One of the sacred principles of the United States criminal justice system states that all defendants are presumed innocent until they are proven guilty. However, things are slightly different when it comes to immigration law. A non-citizen charged with a simple offense, but not yet convicted, may experience a certain level of difference in treatment under U.S immigration law and U.S criminal law.
Besides, the definition of ‘conviction’ under criminal law differs from the definition under immigration law. Note that DUI charges have severe consequences for non-immigrant visa holders in the United States. In some cases, a United States lawful permanent resident might lose their status or even become temporarily ineligible for citizenship if they are convicted of specific DUI-type crimes. This is the primary reason you should contact a Las Vegas DUI lawyer to help you understand your legal options if you are facing DUI charges.
Types of consequences
The form of immigration proceedings that you are going through can make a difference as to how the possible conviction can affect you. For instance, if you are pursuing adjustment of your status to get permanent resident status, your application may be denied. If you are applying for naturalization, you might be found of a bad moral character. In case you have not been in immigration proceedings, probably an argument will be made for you to be removed from the U.S.
The Immigration and Nationality Act allows the deportation of a non-citizen who has been convicted of a crime of moral turpitude. Whether you have been convicted of felony DUI or several misdemeanor offenses, this type of crime hasn’t considered an offense involving moral turpitude. For a DUI crime to fit in the moral turpitude category, it must have other elements like intentionally driving on a suspended driver’s license.
Non-citizens can also be deported from the U.S if they are convicted of aggravated felony offenses according to the United States’ Immigration and Nationality Act. This is a crime of violence associated with imprisonment of one year or more.
Inadmissibility or removal
If you have been convicted of a DUI constituting a controlled substance, it could be grounds of your inadmissible or even removable. Note that this can occur when you were driving under the influence of illegal drugs and not alcohol at the time you were arrested.
However, the crime should be construed as a conviction of controlled substance under the federal law rather than the state law. This is because state-defined controlled substances might differ from the items listed on the federal list. These are complicated situations, and you should focus on working with a reliable, experienced attorney.
Good moral character

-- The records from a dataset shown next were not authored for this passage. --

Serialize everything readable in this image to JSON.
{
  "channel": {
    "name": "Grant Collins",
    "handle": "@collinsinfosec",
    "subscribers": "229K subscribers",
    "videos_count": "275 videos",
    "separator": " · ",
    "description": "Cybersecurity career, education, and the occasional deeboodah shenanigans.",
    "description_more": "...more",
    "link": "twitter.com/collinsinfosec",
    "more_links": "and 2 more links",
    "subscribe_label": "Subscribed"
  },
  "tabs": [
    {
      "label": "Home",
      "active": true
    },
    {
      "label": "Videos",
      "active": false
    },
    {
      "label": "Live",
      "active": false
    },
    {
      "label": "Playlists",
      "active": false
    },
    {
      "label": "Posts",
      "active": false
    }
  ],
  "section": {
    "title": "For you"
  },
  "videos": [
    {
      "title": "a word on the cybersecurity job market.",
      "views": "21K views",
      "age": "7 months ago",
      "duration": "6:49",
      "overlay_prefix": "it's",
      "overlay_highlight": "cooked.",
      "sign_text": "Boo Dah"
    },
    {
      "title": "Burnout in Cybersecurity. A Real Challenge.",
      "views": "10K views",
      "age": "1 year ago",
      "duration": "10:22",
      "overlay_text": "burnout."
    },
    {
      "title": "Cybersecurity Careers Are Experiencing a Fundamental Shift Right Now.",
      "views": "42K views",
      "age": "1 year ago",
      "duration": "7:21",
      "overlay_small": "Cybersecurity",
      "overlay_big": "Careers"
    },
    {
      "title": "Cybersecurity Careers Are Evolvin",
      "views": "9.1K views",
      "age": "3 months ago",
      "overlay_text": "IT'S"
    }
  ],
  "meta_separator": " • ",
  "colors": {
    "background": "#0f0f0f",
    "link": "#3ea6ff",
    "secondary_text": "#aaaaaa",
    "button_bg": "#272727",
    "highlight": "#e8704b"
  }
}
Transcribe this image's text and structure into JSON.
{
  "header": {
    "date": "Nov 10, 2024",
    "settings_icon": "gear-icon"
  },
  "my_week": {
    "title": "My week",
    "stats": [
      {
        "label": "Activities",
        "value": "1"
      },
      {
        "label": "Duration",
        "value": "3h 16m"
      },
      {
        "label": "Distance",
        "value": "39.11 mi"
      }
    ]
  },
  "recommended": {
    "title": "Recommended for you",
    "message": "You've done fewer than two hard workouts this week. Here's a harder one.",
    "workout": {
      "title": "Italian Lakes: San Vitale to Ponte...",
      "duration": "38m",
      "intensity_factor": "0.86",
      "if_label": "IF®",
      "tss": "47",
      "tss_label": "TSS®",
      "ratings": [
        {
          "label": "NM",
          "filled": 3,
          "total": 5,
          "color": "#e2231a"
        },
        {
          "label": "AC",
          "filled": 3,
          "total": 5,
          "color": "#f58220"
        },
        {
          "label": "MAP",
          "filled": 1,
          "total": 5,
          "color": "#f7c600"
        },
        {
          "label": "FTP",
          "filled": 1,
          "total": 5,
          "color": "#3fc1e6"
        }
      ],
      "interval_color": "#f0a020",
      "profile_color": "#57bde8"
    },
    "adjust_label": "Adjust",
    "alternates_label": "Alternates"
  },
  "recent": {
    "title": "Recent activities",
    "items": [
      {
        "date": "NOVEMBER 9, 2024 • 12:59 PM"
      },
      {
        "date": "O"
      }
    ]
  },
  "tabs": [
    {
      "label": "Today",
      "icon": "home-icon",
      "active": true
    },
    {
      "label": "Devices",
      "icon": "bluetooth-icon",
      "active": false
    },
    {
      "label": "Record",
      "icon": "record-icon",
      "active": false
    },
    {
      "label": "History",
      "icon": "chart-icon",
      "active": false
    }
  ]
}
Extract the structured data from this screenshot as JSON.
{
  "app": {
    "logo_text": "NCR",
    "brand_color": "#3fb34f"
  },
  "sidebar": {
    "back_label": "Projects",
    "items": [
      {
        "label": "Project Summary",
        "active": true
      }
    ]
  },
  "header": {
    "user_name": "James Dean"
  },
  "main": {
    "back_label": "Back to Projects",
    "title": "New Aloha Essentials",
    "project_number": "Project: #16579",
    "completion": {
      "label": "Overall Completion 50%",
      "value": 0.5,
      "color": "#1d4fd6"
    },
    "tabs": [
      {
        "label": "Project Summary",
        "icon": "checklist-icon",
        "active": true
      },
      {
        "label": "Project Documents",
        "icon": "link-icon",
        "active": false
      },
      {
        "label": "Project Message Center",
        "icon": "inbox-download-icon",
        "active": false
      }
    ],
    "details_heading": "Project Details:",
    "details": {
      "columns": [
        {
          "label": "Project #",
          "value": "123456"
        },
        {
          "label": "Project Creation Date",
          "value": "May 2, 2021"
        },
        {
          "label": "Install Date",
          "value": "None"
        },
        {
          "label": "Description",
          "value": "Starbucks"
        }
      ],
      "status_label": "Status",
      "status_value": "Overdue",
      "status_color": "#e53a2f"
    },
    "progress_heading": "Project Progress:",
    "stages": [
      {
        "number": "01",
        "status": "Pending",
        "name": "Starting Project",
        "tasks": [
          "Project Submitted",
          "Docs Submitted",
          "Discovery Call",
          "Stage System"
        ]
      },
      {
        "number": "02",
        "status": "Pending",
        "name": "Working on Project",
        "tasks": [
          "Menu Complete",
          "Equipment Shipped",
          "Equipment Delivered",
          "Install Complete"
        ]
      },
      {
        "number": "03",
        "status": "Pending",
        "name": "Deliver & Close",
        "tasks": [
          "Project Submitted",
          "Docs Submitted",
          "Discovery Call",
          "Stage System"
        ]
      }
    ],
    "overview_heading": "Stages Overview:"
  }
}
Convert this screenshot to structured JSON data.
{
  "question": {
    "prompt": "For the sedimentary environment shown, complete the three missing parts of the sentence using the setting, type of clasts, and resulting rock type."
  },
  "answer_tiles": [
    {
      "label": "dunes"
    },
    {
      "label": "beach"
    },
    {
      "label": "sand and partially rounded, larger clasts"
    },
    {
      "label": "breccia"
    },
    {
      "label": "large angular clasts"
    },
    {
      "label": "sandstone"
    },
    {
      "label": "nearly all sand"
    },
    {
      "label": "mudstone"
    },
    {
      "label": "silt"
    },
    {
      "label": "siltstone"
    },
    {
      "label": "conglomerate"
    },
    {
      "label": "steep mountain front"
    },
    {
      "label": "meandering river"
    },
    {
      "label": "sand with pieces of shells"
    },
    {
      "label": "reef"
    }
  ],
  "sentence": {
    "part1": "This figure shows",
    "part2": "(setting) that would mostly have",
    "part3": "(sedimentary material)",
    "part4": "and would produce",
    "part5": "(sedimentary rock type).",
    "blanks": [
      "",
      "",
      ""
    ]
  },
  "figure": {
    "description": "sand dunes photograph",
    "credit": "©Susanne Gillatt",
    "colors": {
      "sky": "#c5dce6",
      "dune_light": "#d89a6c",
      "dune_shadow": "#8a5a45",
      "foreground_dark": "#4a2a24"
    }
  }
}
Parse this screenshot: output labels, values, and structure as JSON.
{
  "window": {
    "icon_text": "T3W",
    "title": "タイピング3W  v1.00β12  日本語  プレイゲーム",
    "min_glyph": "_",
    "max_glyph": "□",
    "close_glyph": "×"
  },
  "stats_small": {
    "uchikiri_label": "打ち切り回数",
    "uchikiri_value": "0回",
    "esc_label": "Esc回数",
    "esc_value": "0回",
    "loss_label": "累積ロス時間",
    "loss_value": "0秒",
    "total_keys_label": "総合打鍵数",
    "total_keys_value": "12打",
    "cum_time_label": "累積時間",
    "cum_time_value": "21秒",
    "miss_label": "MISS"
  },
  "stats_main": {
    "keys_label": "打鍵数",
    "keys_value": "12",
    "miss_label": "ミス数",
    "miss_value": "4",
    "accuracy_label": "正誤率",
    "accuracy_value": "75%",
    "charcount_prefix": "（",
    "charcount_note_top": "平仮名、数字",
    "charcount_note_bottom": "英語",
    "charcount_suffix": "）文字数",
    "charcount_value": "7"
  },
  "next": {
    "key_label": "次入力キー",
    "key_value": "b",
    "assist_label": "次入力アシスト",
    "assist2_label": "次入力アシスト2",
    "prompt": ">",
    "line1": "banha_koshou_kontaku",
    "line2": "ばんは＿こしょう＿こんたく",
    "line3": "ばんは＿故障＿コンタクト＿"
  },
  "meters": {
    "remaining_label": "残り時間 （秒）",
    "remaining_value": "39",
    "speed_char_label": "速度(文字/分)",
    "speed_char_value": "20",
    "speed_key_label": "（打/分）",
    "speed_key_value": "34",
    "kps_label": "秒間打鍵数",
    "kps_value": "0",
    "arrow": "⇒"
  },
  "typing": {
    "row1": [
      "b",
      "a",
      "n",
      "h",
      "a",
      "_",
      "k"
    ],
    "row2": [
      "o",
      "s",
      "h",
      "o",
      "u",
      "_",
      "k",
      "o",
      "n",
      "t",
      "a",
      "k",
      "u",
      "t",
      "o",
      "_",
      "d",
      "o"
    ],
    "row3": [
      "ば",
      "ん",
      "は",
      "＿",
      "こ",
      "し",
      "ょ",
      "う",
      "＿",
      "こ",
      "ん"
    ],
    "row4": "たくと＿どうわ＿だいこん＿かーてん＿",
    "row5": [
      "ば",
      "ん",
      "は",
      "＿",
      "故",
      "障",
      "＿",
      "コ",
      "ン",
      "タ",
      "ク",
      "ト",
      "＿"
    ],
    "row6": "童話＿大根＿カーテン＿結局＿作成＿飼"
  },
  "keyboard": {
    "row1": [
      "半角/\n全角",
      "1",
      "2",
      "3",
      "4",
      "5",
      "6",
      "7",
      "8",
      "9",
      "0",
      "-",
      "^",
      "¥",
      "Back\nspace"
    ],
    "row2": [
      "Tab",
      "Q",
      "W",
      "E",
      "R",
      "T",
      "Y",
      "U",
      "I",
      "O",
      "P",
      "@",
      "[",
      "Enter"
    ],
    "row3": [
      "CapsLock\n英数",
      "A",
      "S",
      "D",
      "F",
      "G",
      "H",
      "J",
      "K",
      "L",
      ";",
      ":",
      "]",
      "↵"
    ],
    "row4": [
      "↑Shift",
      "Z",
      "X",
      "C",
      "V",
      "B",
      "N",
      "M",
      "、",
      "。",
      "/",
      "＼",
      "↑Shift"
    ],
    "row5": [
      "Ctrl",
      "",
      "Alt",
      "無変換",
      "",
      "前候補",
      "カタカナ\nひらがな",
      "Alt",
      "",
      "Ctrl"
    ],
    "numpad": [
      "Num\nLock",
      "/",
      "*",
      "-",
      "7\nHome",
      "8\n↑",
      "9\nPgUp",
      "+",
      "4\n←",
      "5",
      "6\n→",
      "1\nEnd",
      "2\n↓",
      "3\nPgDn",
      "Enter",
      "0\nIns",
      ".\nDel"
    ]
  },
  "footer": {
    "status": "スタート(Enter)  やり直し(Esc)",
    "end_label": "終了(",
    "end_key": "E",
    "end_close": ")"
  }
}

If you intend to apply for naturalization, you should undergo a comprehensive naturalization interview. The BCIS (Bureau of Citizenship and Immigration Service) might consider DUI criminal convictions to determine if you have good or bad moral character.
Lastly, DUI can result in a negative discretionary factor. That means you may be denied all discretionary immigration benefits